7

Perspectives on the use of medication in aging populations

Zubach, Lesya 07 April 2010 (has links)
This exploratory study is based on two assumptions. The first assumption is that the world we live in is socially constructed. The second assumption is that patient participation in healthcare decisions is essential. The patient, as the end-user of medications, needs to be involved in order to improve the quality of medication use. Despite increasing attention to geriatric pharmacotherapy, there is little information available concerning the older adults’ perspectives on the use of medications. Therefore, the aim of the study was to explore the attitudes and practices regarding medication use by two groups in the aging population: aging with a disability and aging into disability. A qualitative approach, using in-depth semi-structured interviews, was used. Ten individuals aged 65 years plus, who use five or more prescription and/or over-the-counter medication, and who reside in the community answered questions about their experiences using medication. These findings indicated that older adults’ expectations of their medications are grounded in the reality of their experiences, attitudes, beliefs and social or health care situations. The thematic framework developed from the data demonstrated that older adult’s perceptions of medication use linked to five themes through activities that helped them confirm or modify their perceptions. The five themes are: knowledge and experience, relationship with health care provider, drug management, attitude and impact of medical condition/or disability. It is hoped that this study will provide valuable knowledge of the unique concerns of the older adults in relation to the use of medication.
8

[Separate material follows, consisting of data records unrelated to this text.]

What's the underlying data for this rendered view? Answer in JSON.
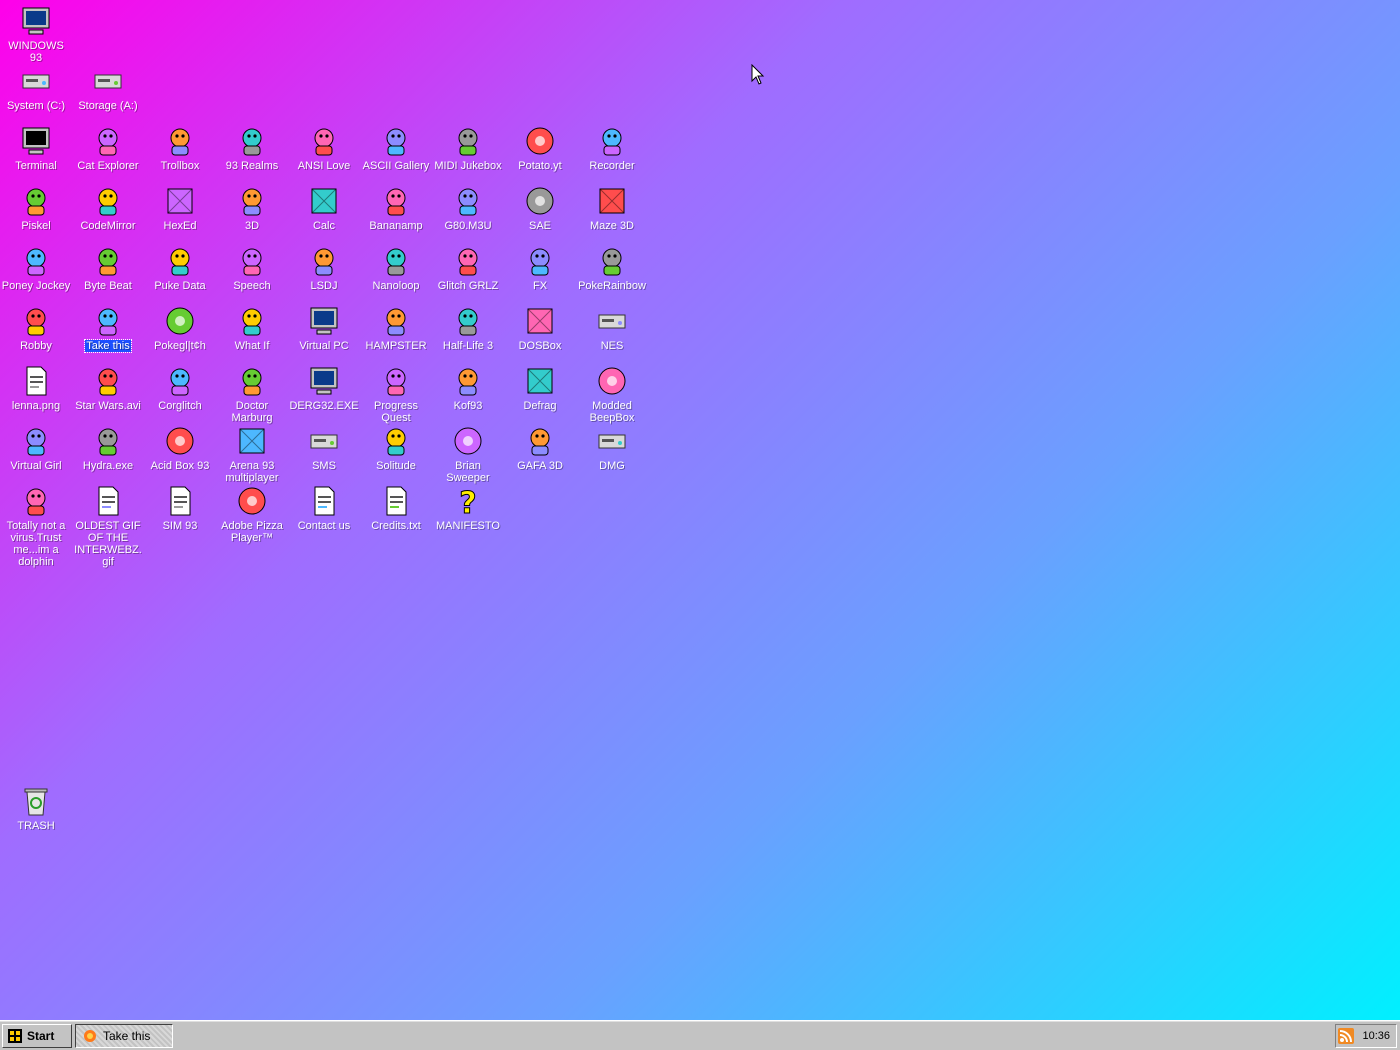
{
  "desktop": {
    "background_colors": [
      "#ff00ea",
      "#a06cff",
      "#6aa0ff",
      "#00f0ff"
    ],
    "icons": [
      {
        "label": "WINDOWS 93",
        "icon": "computer-icon",
        "col": 0,
        "row": 0
      },
      {
        "label": "System (C:)",
        "icon": "drive-icon",
        "col": 0,
        "row": 1
      },
      {
        "label": "Storage (A:)",
        "icon": "floppy-drive-icon",
        "col": 1,
        "row": 1
      },
      {
        "label": "Terminal",
        "icon": "terminal-icon",
        "col": 0,
        "row": 2
      },
      {
        "label": "Cat Explorer",
        "icon": "globe-icon",
        "col": 1,
        "row": 2
      },
      {
        "label": "Trollbox",
        "icon": "chat-icon",
        "col": 2,
        "row": 2
      },
      {
        "label": "93 Realms",
        "icon": "realms-icon",
        "col": 3,
        "row": 2
      },
      {
        "label": "ANSI Love",
        "icon": "ansi-icon",
        "col": 4,
        "row": 2
      },
      {
        "label": "ASCII Gallery",
        "icon": "ascii-icon",
        "col": 5,
        "row": 2
      },
      {
        "label": "MIDI Jukebox",
        "icon": "piano-icon",
        "col": 6,
        "row": 2
      },
      {
        "label": "Potato.yt",
        "icon": "potato-icon",
        "col": 7,
        "row": 2
      },
      {
        "label": "Recorder",
        "icon": "microphone-icon",
        "col": 8,
        "row": 2
      },
      {
        "label": "Piskel",
        "icon": "palette-icon",
        "col": 0,
        "row": 3
      },
      {
        "label": "CodeMirror",
        "icon": "codemirror-icon",
        "col": 1,
        "row": 3
      },
      {
        "label": "HexEd",
        "icon": "hex-icon",
        "col": 2,
        "row": 3
      },
      {
        "label": "3D",
        "icon": "teapot-icon",
        "col": 3,
        "row": 3
      },
      {
        "label": "Calc",
        "icon": "calculator-icon",
        "col": 4,
        "row": 3
      },
      {
        "label": "Bananamp",
        "icon": "banana-icon",
        "col": 5,
        "row": 3
      },
      {
        "label": "G80.M3U",
        "icon": "playlist-icon",
        "col": 6,
        "row": 3
      },
      {
        "label": "SAE",
        "icon": "ball-icon",
        "col": 7,
        "row": 3
      },
      {
        "label": "Maze 3D",
        "icon": "maze-icon",
        "col": 8,
        "row": 3
      },
      {
        "label": "Poney Jockey",
        "icon": "pony-icon",
        "col": 0,
        "row": 4
      },
      {
        "label": "Byte Beat",
        "icon": "bytebeat-icon",
        "col": 1,
        "row": 4
      },
      {
        "label": "Puke Data",
        "icon": "pd-icon",
        "col": 2,
        "row": 4
      },
      {
        "label": "Speech",
        "icon": "face-icon",
        "col": 3,
        "row": 4
      },
      {
        "label": "LSDJ",
        "icon": "lsdj-icon",
        "col": 4,
        "row": 4
      },
      {
        "label": "Nanoloop",
        "icon": "wave-icon",
        "col": 5,
        "row": 4
      },
      {
        "label": "Glitch GRLZ",
        "icon": "lips-icon",
        "col": 6,
        "row": 4
      },
      {
        "label": "FX",
        "icon": "atom-icon",
        "col": 7,
        "row": 4
      },
      {
        "label": "PokeRainbow",
        "icon": "pokerainbow-icon",
        "col": 8,
        "row": 4
      },
      {
        "label": "Robby",
        "icon": "stickman-icon",
        "col": 0,
        "row": 5
      },
      {
        "label": "Take this",
        "icon": "blue-creature-icon",
        "col": 1,
        "row": 5,
        "selected": true
      },
      {
        "label": "Pokegl|t¢h",
        "icon": "pokeball-icon",
        "col": 2,
        "row": 5
      },
      {
        "label": "What If",
        "icon": "whatif-icon",
        "col": 3,
        "row": 5
      },
      {
        "label": "Virtual PC",
        "icon": "window-icon",
        "col": 4,
        "row": 5
      },
      {
        "label": "HAMPSTER",
        "icon": "hamster-icon",
        "col": 5,
        "row": 5
      },
      {
        "label": "Half-Life 3",
        "icon": "lambda-icon",
        "col": 6,
        "row": 5
      },
      {
        "label": "DOSBox",
        "icon": "dosbox-icon",
        "col": 7,
        "row": 5
      },
      {
        "label": "NES",
        "icon": "nes-icon",
        "col": 8,
        "row": 5
      },
      {
        "label": "lenna.png",
        "icon": "image-file-icon",
        "col": 0,
        "row": 6
      },
      {
        "label": "Star Wars.avi",
        "icon": "yoda-icon",
        "col": 1,
        "row": 6
      },
      {
        "label": "Corglitch",
        "icon": "corgi-icon",
        "col": 2,
        "row": 6
      },
      {
        "label": "Doctor Marburg",
        "icon": "doctor-icon",
        "col": 3,
        "row": 6
      },
      {
        "label": "DERG32.EXE",
        "icon": "monitor-face-icon",
        "col": 4,
        "row": 6
      },
      {
        "label": "Progress Quest",
        "icon": "swords-icon",
        "col": 5,
        "row": 6
      },
      {
        "label": "Kof93",
        "icon": "fighter-icon",
        "col": 6,
        "row": 6
      },
      {
        "label": "Defrag",
        "icon": "defrag-icon",
        "col": 7,
        "row": 6
      },
      {
        "label": "Modded BeepBox",
        "icon": "ring-icon",
        "col": 8,
        "row": 6
      },
      {
        "label": "Virtual Girl",
        "icon": "girl-face-icon",
        "col": 0,
        "row": 7
      },
      {
        "label": "Hydra.exe",
        "icon": "hydra-icon",
        "col": 1,
        "row": 7
      },
      {
        "label": "Acid Box 93",
        "icon": "smiley-icon",
        "col": 2,
        "row": 7
      },
      {
        "label": "Arena 93 multiplayer",
        "icon": "cube-icon",
        "col": 3,
        "row": 7
      },
      {
        "label": "SMS",
        "icon": "console-icon",
        "col": 4,
        "row": 7
      },
      {
        "label": "Solitude",
        "icon": "bottle-icon",
        "col": 5,
        "row": 7
      },
      {
        "label": "Brian Sweeper",
        "icon": "mine-icon",
        "col": 6,
        "row": 7
      },
      {
        "label": "GAFA 3D",
        "icon": "man-face-icon",
        "col": 7,
        "row": 7
      },
      {
        "label": "DMG",
        "icon": "gameboy-icon",
        "col": 8,
        "row": 7
      },
      {
        "label": "Totally not a virus.Trust me...im a dolphin",
        "icon": "dolphin-icon",
        "col": 0,
        "row": 8
      },
      {
        "label": "OLDEST GIF OF THE INTERWEBZ.gif",
        "icon": "gif-file-icon",
        "col": 1,
        "row": 8
      },
      {
        "label": "SIM 93",
        "icon": "book-icon",
        "col": 2,
        "row": 8
      },
      {
        "label": "Adobe Pizza Player™",
        "icon": "pizza-icon",
        "col": 3,
        "row": 8
      },
      {
        "label": "Contact us",
        "icon": "contact-icon",
        "col": 4,
        "row": 8
      },
      {
        "label": "Credits.txt",
        "icon": "text-file-icon",
        "col": 5,
        "row": 8
      },
      {
        "label": "MANIFESTO",
        "icon": "question-icon",
        "col": 6,
        "row": 8
      },
      {
        "label": "TRASH",
        "icon": "recycle-bin-icon",
        "col": 0,
        "row": 13
      }
    ]
  },
  "taskbar": {
    "start_label": "Start",
    "tasks": [
      {
        "label": "Take this",
        "icon": "blue-creature-icon"
      }
    ],
    "tray_icon": "rss-icon",
    "clock": "10:36"
  }
}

Being old in our society : health, functional status, and effects of research /

Strauss, Eva von, January 1900 (has links)
Diss. (sammanfattning) Stockholm : Karol. inst. / Härtill 5 uppsatser.
9

Factors related to aging well the influence of optimism, hardiness and spiritual well being on the physical health functioning of older adults /

Reinhoudt, Cynthia Wyatt. January 2004 (has links)
Thesis (Ph. D.)--Ohio State University, 2004. / Title from first page of PDF file. Document formatted into pages; contains xiii, 155 p.; also includes graphics (some col.) Includes bibliographical references (p. 127-141). Available online via OhioLINK's ETD Center
10

Semantic congruity and age comparisons; towards a theory of psychological age.

Oakley-McKeen, Kathryn J. (Kathryn Jill), Carleton University. Dissertation. Psychology. January 1992 (has links)
Thesis (M.A.)--Carleton University, 1992. / Also available in electronic format on the Internet.

Page generated in 0.103 seconds